Diaz, H. F., and R. S. Bradley, 2004. The Hadley circulation: present, past, and future -- An introduction. In The Hadley Circulation: Present, Past, and Future, H. F. Diaz and R. S. Bradley (Eds.), Kluwer Academic, 1-5.
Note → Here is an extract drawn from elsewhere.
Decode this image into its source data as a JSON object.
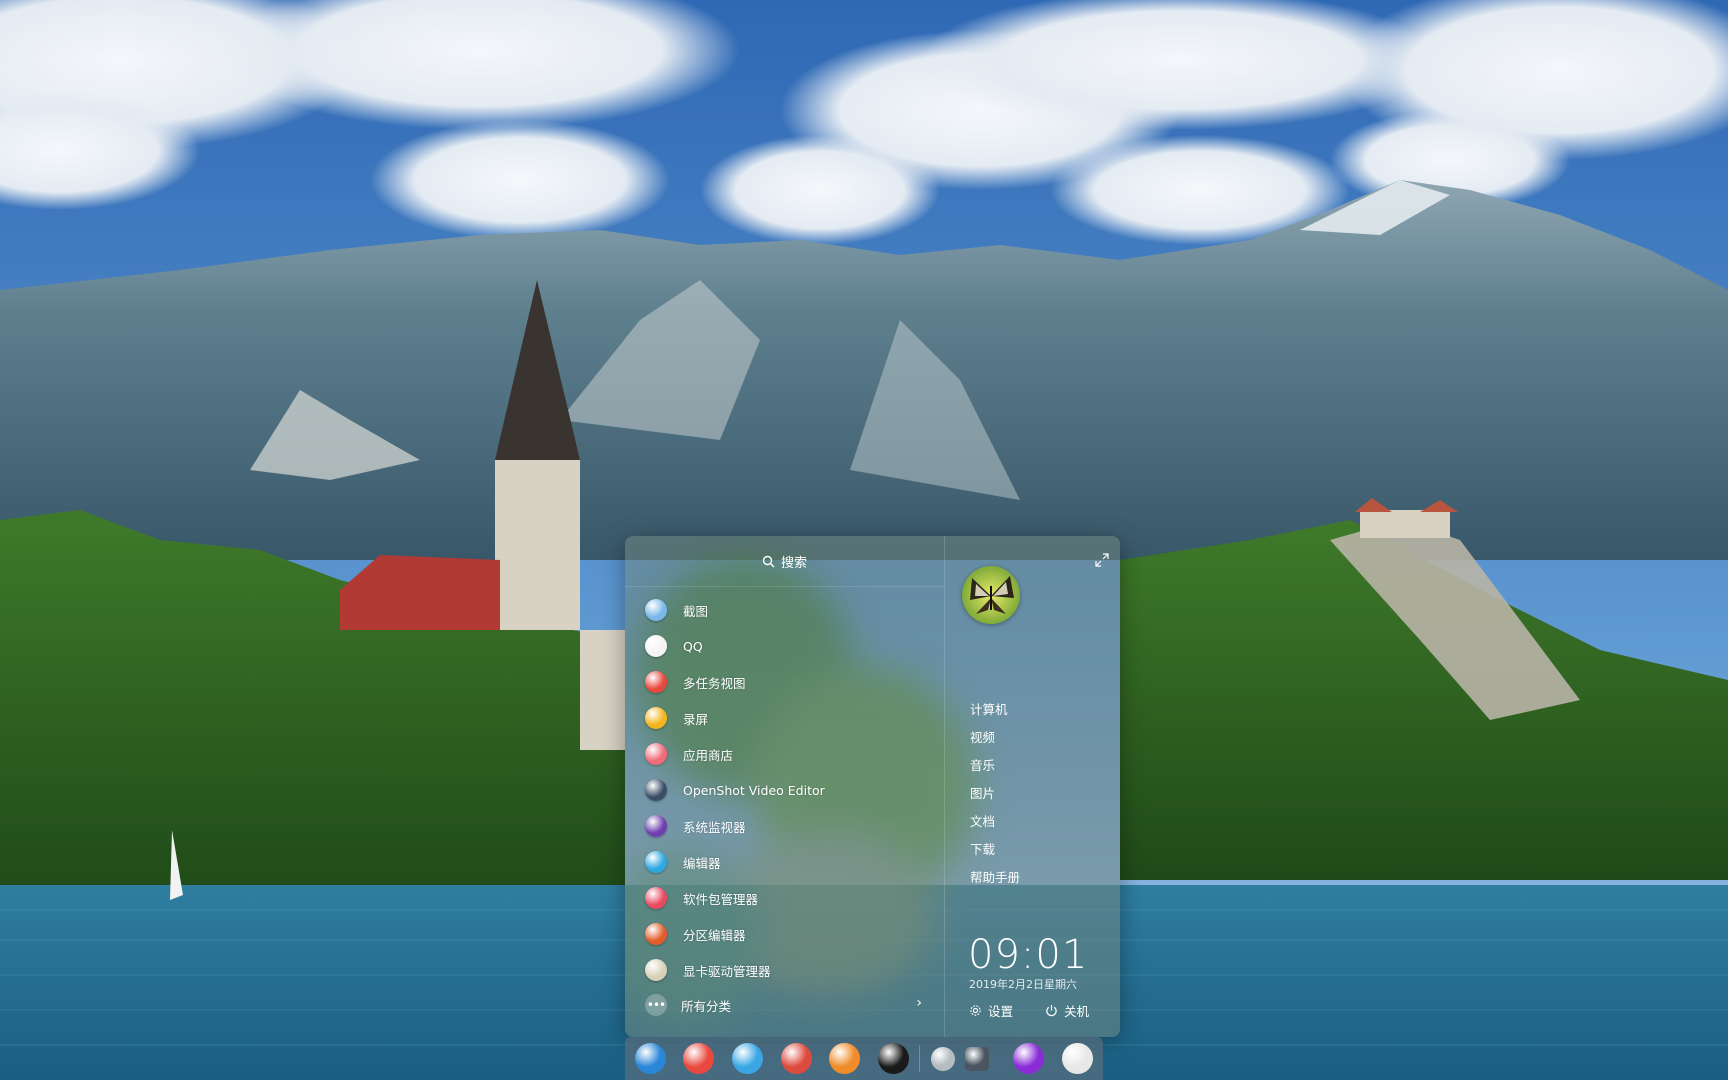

Near the turn of the eighteenth century, two eminent British scientists -- Sir Edmund Halley (of comet fame) and Sir George Hadley -- put forth a conceptual framework aimed at explaining the nature of the observed wind patterns in the tropics. These early attempts at synthesizing what was known about the causes of the large-scale atmospheric circulation were amazingly prescient, providing the first scientific explanations of the phenomenon that now bears Hadley's name. This large-scale meridional overturning circulation spans half the area of the globe, and variability within this system affects the lives of billions of people. Along with the large-scale zonal tropical cells named after Sir Gilbert Walker, the Hadley circulation comprises fundamental regulators of the earth's energy budget. Although the Hadley circulation is a well-known concept, surprisingly little attention has been paid to understanding the variability of the system on long time scales. This book is a step towards addressing the question of the nature and causes of changes in the Hadley circulation on multiple time scales.